"Madaleh!" Snarled Aikatari at her daughter in a fearsome voice. And Christopher turned pale.

Jocaster thanked Kaliander, who twitched with sudden nerves at this break from the ritual. She whispered to him, to be careful. He mustn’t kill her, not here. He knew, he said, and rose to meet his sister.

Madala had a violent look to her eyes. Jocaster knew why she was here. He felt her lingering outside all along. But she had no lines in the unwritten script. Instead, she had a symbol.

"You forgot this." She said, the first alien words in the entire ceremony. "Your Akanaine."

She held her brother’s fallen sword across her middle. It was his, for sure. The one he left when he took her son. The one that saved his life against Melesia, back aboard his sister’s ship.

He told her she was right. In Anatara.

"Here." She said, waving the lethal blade. "Take it."

Jocaster reached, by instinct, with his left hand. But he flinched at the sight of her smile. He put out his right hand instead. Palm upward, he approached the quivering knife, and, eyes locked with his sister’s, he was about to close his grip. Until she touched her tongue to her teeth.

As red a red as the scarlet that she wore, glowed in Madala’s hair. Her lips danced with dare. And her brother’s blade charged with her power, instead of his.

Aikatari squeezed her daughter’s son good and hard at the sight of this. He daren’t as much as whimper.

"Katty, not again!" Alexander winced.
“What’s the point?” Sighed Carl.

They both knew her too well. Better than her brother.

Jocaster’s fingers hovered so very close to the deadly sword. The crowd gasped at the insult, and the challenge she posed him. The hall was no place for fighting. In fact, bloodshed was taboo. He risked shaming himself, and losing his blessing as Kai, if he did as much as light his power in defence. Yet there she was, in the heat at the palm of his hand.

Madala’s eyes swirled in toxic haze. She wanted to hurt him, all right. The rules did not apply to her, how could they?, Ayana’s flagrant daughter who threw her life to the stars.

Her brother had no choice. He couldn’t back down now. She was the obstacle between him and his destiny. The one he could not destroy. She had him, and all he could do was seek her vicious mercy.
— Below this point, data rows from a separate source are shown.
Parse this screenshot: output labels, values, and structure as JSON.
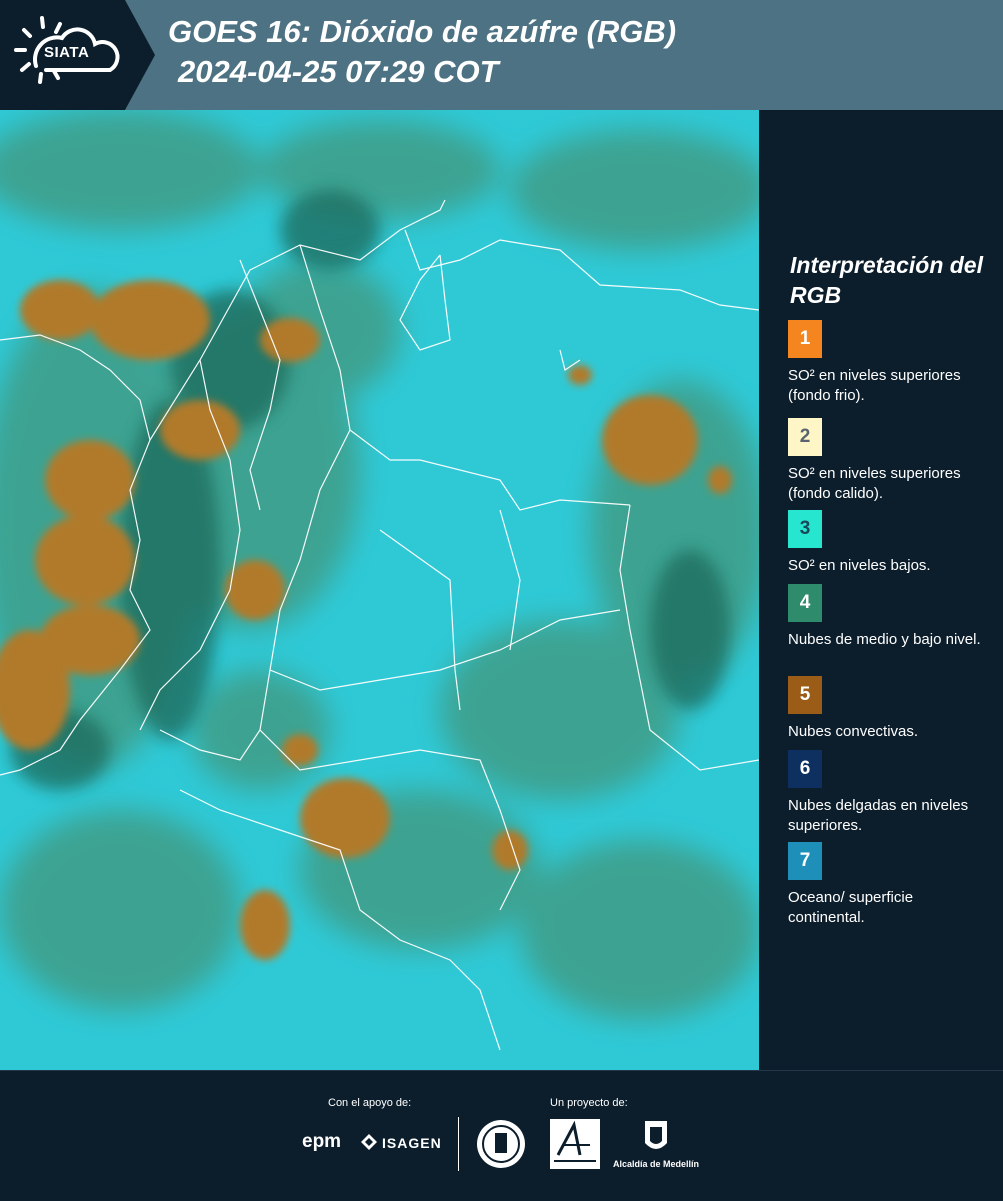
{
  "header": {
    "logo_text": "SIATA",
    "title_line1": "GOES 16: Dióxido de azúfre (RGB)",
    "title_line2": "2024-04-25 07:29 COT"
  },
  "map": {
    "icon": "satellite-composite-map"
  },
  "legend": {
    "title": "Interpretación del RGB",
    "items": [
      {
        "number": "1",
        "color": "#f5861f",
        "text_color": "#ffffff",
        "label": "SO² en niveles superiores (fondo frio)."
      },
      {
        "number": "2",
        "color": "#fff6c7",
        "text_color": "#5a6470",
        "label": "SO² en niveles superiores (fondo calido)."
      },
      {
        "number": "3",
        "color": "#26e6cf",
        "text_color": "#16485a",
        "label": "SO² en niveles bajos."
      },
      {
        "number": "4",
        "color": "#2e8b6b",
        "text_color": "#ffffff",
        "label": "Nubes de medio y bajo nivel."
      },
      {
        "number": "5",
        "color": "#9a5c17",
        "text_color": "#ffffff",
        "label": "Nubes convectivas."
      },
      {
        "number": "6",
        "color": "#0e3061",
        "text_color": "#ffffff",
        "label": "Nubes delgadas en niveles superiores."
      },
      {
        "number": "7",
        "color": "#1d8fb9",
        "text_color": "#ffffff",
        "label": "Oceano/ superficie continental."
      }
    ]
  },
  "footer": {
    "support_label": "Con el apoyo de:",
    "project_label": "Un proyecto de:",
    "epm_text": "epm",
    "isagen_text": "ISAGEN",
    "alcaldia_text": "Alcaldía de Medellín"
  }
}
Jocaster squeezed his fingers to the sword. Electric quivers shook his veins as he grabbed it from her, to his sister’s delight. The two kept staring into one another’s eyes, as the whole world’s highest looked on. Jocaster swung the blade high above them both, and growled a polite thanks. Madala put her arms behind her back.

"You’re welcome." She said, looked to the door, and let him make his way outside.

Beyond the arch lay Jocaster’s real audience. Not his family, not the dignitaries and enemies that filled the room, but the everyday people of Andala, who waited in their thousands to see the new king. He flew, not too fast, not too slow, out into the morning light, and when they saw him the whole city was overrun by a single cheer. The square was packed with Ana, and the sky above. They cheered their Kai, their son, as no one else could.

Katerina would have gone home that instant, if not but for her mother’s arms around her son. They had one last thing to settle first.

Jocaster held his sword, the accidental prize of his ordeal, to the sky. He charged it with his power, brightest white, and the crowd roared again. His light was bright, so many didn’t see the drops of his blood fall from its handle.

There we go. This was pretty much the end of the whole book, before I fiddled around with the order of things this final act. Perhaps it should still be, but for an epilogue. There’s time for that. But first to the matter of Madala’s son. Christopher’s fate is one hell of an open question. In fact, it is no less than the reason for the rest of the tale, entire.